[Excerpted records Boundary: Start]

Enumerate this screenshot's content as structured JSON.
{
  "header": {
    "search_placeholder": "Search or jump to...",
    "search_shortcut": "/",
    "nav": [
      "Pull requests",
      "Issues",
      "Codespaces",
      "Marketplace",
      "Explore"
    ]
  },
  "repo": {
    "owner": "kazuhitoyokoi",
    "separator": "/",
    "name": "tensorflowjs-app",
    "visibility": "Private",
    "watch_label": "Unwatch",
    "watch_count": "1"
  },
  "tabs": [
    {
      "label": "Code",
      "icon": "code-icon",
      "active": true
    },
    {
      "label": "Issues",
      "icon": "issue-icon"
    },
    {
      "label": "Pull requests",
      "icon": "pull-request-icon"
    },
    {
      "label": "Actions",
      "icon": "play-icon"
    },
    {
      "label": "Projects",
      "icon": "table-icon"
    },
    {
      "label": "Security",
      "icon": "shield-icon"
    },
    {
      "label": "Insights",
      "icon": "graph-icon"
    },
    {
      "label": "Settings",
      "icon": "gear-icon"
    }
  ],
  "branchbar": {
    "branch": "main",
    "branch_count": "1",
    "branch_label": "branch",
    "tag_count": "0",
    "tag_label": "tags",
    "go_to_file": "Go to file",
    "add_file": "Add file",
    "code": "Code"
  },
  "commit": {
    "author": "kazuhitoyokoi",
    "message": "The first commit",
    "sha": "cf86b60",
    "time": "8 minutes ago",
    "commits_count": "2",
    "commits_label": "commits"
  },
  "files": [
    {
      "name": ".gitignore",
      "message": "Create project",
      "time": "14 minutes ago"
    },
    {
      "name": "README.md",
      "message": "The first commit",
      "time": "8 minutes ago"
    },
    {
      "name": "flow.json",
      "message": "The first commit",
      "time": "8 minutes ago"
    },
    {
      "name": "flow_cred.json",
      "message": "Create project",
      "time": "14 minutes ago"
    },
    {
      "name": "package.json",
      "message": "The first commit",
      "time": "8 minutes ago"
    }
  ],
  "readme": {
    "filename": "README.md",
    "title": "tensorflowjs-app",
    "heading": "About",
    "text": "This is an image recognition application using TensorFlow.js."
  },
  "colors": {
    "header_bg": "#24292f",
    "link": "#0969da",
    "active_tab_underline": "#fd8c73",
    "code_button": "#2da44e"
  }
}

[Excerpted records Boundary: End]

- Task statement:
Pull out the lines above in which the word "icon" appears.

- Reply to the exercise:
      "icon": "code-icon",
      "icon": "issue-icon"
      "icon": "pull-request-icon"
      "icon": "play-icon"
      "icon": "table-icon"
      "icon": "shield-icon"
      "icon": "graph-icon"
      "icon": "gear-icon"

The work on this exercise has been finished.